As President Obama signed the Matthew Shepard and James Byrd, Jr. Hate Crimes Prevention Act at the White House this afternoon, civil rights advocates and the families of those who have been victims of anti-LGBT hate crimes expressed their pride and thanks for the promise of federal consequences for any and all such future crimes, while noting that this landmark is not an endpoint.
First introduced in 1996 after the brutal killing of college student Matthew Shepard, the bill passed the senate on October 22 with a 68-29 vote, and has finally landed on the President’s desk after a 13-year struggle. It is now a federal hate crime to assault an individual based on the person’s actual or perceived gender, gender identity, disability, or sexual orientation. As NPR’s Ari Shapiro reported, the new law will also allow the Justice Department to help state and local officials prosecute hate crimes by providing funding and personnel assistance.
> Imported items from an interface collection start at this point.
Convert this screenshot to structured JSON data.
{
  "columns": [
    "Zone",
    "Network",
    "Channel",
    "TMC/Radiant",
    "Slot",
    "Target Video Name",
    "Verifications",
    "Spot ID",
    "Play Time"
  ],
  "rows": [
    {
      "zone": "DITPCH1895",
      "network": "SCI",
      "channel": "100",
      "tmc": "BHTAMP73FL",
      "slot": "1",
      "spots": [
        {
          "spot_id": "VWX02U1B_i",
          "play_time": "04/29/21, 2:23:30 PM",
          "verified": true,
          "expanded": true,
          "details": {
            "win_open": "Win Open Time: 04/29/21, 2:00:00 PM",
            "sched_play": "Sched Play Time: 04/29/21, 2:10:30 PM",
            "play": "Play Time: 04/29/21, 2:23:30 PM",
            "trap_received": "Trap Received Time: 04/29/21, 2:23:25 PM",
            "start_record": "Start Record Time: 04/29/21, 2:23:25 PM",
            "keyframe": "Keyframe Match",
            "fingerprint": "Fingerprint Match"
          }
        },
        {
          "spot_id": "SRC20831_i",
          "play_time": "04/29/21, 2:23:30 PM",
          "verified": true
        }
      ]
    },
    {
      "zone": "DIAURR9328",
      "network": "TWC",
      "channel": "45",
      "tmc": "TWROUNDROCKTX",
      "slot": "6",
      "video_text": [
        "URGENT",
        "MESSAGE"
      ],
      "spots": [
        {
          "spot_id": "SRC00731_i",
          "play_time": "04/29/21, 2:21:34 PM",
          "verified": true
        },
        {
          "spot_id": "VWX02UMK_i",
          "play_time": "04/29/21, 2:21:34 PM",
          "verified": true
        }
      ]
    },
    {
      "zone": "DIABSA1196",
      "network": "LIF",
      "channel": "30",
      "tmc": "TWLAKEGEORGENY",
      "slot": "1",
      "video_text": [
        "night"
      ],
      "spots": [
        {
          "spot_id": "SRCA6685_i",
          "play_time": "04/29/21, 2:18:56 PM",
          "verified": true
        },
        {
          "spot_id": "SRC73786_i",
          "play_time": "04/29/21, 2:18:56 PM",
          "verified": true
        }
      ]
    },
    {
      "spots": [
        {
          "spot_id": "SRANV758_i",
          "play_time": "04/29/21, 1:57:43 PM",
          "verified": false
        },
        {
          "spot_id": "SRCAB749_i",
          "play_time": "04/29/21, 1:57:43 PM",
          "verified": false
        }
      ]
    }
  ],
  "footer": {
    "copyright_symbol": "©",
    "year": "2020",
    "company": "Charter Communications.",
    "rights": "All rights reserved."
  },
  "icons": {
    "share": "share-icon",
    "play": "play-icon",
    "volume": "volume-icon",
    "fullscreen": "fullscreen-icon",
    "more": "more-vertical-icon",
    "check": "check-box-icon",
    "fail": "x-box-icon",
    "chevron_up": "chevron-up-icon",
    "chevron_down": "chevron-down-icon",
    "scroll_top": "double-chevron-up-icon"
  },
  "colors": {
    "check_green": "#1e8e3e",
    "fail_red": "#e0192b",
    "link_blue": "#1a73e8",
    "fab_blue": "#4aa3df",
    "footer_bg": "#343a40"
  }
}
Later this evening, President Obama will host a signing ceremony in the East Room, accompanied by Attorney General Eric Holder, LGBT advocates, lawmakers, and families of past hate crime victims. In addition to Matthew Shepard’s family, the families of Sean Kennedy and Jimmy Wheeler – both victims of anti-gay beatings which led to their deaths – will also be in attendance.
While President Obama reserved extensive commentary about the signing until this evening’s event, he prefaced it by saying:
“After more than a decade of opposition and delay, we’ve passed inclusive hate-crime legislation to help protect our citizens from violence based on what they look like, who they love, how they pray, or who they are.”
Jimmy’s mother, Susan Wheeler, appeared on CNN’s The Situation Room on Tuesday and shared her feelings on the legislation: “I feel like this is a triumph for not just members of the gay community, but for us a civilization. It shows that we value all life.”
Sean’s mother, Elke Kennedy, who has received media training and advice from GLAAD during the past two years she has spent educating communities and schools about LGBT harassment and violence, told CNN, “This is a huge milestone, but it is not the end of the fight.”
In GLAAD’s statement today, president Jarrett Barrios said of the law’s passage:
“This is a landmark step in eliminating the kind of hate motivated violence that has taken the lives of so many in our community including Brandon Teena, Matthew Shepard, Fred Martinez, Gwen Araujo, Sakia Gunn, Sean Kennedy, Angie Zapata, Duanna Johnson, Lateisha Green and so many others. The visibility of these tragic losses and the conversations that they sparked brought us to today’s historic step toward ending this violence.”
You can view GLAAD’s full statement here.